In response to the array of physical, psychological and sensory impacts from this symptomology, integrated psycho-sensory therapy may be beneficial. This therapeutic model includes using aspects of physical wellness such as recommending and referring clients to engage in yoga, exercise classes and related supportive services (e.g., physical therapy/occupational therapy, chiropractic care, massage therapy). It includes aspects of psychological wellness (the theoretical model of choice). Then it adds sensory considerations based on the client’s needs. These considerations may be related to lighting and colors (low lights, wearing and having a background with calming colors or nature), gentle music, and the presence of calming smells (lavender, lemongrass, etc.). See the visual (below) for model components. The diversity of each component added to the next assists clients in minimizing the impacts of how trauma is felt in the body and how it affects our functioning.
Even with telehealth sessions, counselors should consider creative ways to engage clients by giving them options to move around throughout sessions.
For many clients, feeling prepared and having a plan can help to eliminate some of their added stress and anxiety.
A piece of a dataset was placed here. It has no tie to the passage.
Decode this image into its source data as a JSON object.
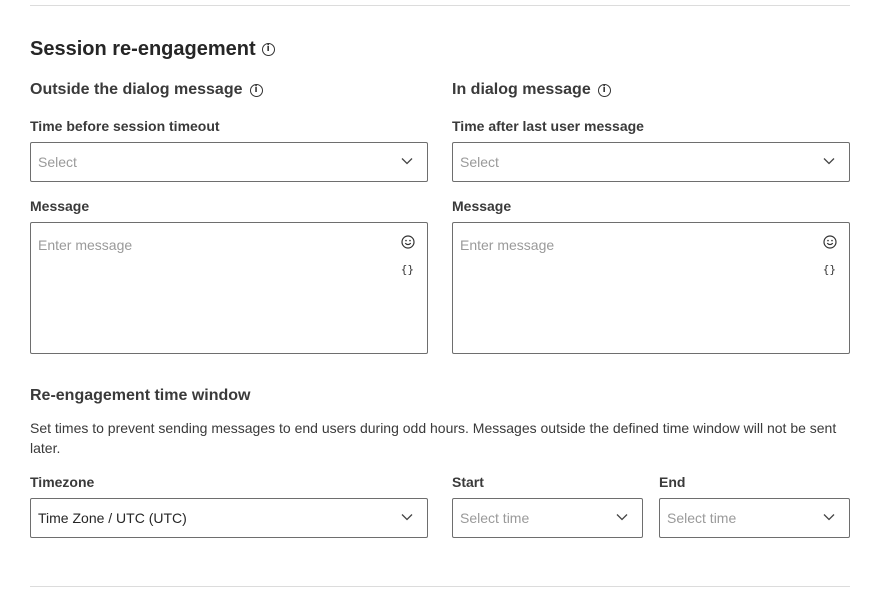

However, it is crucial that counselors continue to help clients maintain flexible thinking and increase adaptability because much about life today is unpredictable.
On a final note, counselors have experienced this pandemic too. We have also taken on the brunt of addressing mental health needs in a time unlike any other. Furthermore, many counselors are also parents or caregivers. It is vital that we take care of ourselves and commit to our own overall wellness. We must embody the level of integrative and holistic self-care that we communicate to our clients.
One thing I have encouraged others to do in these times is to give grace — to themselves and to others. We must have grace as we navigate these challenges so that we can rise above our circumstances and emerge resilient.
Rebekah Lemmons strives to improve outcomes for children, emerging adults and families. For the past decade, her practice and research primarily has been based in the nonprofit sector, with an emphasis on program evaluation, teaching, service leadership, consulting and providing supervision to clinicians. Contact her at firstname.lastname@example.org.
Opinions expressed and statements made in articles appearing on CT Online should not be assumed to represent the opinions of the editors or policies of the American Counseling Association.